Recent debate over proposed changes to the Medicare supplemental insurance provided to Kentucky’s public retirees may have left some of their private-sector brethren agape in disbelief. People who retire from careers in business often have to fend for themselves if they need insurance coverage beyond Medicare – just as active workers increasingly have to build their own retirement accounts through personal savings in 401(k) accounts while public servants continue to enjoy the security of guaranteed pensions.
These systemic discrepancies have led to bitter strife between public and private sectors in some places, especially in light of the concern that underfunding of public benefits could leave taxpayers holding the bag.
So who’s better off, public or private workers? The latter, according to a study by the Kentucky Center for Economic Policy. The author, Jeffrey H. Keefe of Rutgers University’s School of Management and Labor Relations, explains that you have to look at the big picture. Public workers do get better, more reliable benefits, but they tend to be better educated than many private-sector workers and receive less overall compensation for their qualifications. The down side for state workers has deepened since the state legislature stopped their cost-of-living pay adjustments because of budgetary difficulties.
The $19 billion unfunded liability in Kentucky’s public pension accounts adds to their worries. “While the recession impacts everyone, the public pension system’s problems have been created primarily by poor legislative decisions,” said KCEP Director Jason Bailey. “It’s unfair to put all of the burden of that problem on the backs of the workers.”
The Kentucky Retirement Systems’ interest in reducing the price of retiree health insurance by moving to a Medicare Advantage plan may stem partly from the realization that trimming the cost of actual pensions would conflict with the state’s legal requirement to keep its promises. The private sector is generally unaffected by such considerations.

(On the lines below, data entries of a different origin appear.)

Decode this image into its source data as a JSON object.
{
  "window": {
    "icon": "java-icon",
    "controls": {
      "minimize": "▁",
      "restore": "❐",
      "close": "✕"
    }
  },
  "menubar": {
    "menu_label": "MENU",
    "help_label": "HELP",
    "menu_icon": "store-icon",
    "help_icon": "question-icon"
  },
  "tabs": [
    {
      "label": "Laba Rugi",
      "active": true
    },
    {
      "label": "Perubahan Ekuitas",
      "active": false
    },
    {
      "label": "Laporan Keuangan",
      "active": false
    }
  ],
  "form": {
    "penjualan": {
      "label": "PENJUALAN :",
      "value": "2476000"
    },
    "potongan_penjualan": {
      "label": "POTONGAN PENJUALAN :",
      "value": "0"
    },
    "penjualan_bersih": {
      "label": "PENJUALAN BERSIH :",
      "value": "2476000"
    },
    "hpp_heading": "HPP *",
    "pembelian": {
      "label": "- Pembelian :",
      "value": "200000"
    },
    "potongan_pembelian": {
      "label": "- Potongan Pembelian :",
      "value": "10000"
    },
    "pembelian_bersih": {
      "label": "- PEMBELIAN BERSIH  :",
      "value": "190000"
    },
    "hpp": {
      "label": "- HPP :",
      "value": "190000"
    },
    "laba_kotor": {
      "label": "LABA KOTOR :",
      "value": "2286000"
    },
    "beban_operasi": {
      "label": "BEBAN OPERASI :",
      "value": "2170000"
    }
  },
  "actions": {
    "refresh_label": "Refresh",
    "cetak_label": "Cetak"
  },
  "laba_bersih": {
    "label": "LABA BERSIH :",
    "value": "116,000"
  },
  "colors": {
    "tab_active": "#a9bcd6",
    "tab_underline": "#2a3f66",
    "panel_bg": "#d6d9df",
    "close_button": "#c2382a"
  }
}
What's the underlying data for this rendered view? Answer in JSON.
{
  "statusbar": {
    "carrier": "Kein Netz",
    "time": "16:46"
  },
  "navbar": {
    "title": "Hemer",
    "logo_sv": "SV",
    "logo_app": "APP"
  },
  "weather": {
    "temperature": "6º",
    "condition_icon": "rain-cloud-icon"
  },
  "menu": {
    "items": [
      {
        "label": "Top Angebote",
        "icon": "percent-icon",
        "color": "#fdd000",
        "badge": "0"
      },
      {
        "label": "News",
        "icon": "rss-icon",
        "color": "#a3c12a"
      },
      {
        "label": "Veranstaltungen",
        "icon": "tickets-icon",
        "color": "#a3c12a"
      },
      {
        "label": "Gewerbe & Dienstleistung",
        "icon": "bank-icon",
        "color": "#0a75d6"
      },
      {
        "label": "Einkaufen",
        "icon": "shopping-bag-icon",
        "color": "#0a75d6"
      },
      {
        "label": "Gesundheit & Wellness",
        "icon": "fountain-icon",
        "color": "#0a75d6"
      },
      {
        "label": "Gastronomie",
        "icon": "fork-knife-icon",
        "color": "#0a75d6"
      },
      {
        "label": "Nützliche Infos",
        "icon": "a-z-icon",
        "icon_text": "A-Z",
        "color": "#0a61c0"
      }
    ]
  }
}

The worsening plight of public pension funding could force still harder choices. Last week, at the same time KCEP called attention to the “undercompensation” of Kentucky’s public workers, another organization, the nonprofit State Budget Solutions of Alexandria, Va., said public pension plans nationwide are even worse off than the official numbers indicate. Because projections were based on the expectation of higher investment returns than can be expected in today’s weakened marketplace, shortfalls may have been understated. SBS says a more realistic assessment of public retirement solvency nationwide shows an actual unfunded liability of $4.6 trillion.
“Without government action,” SBS President Bob Williams warns, “states, counties, cities and towns all over America will go bankrupt. ... It is vital to reform public pensions now.”
Whether career rewards are better for public or private workers and retirees could become little more than an academic argument. Cold numbers show the generous benefits that supposedly counterbalance public pay deficiencies are on course for a nasty train wreck, portending unpleasant consequences for employees, retirees and taxpayers alike. There may be no choice but to get on a different track sooner rather than later.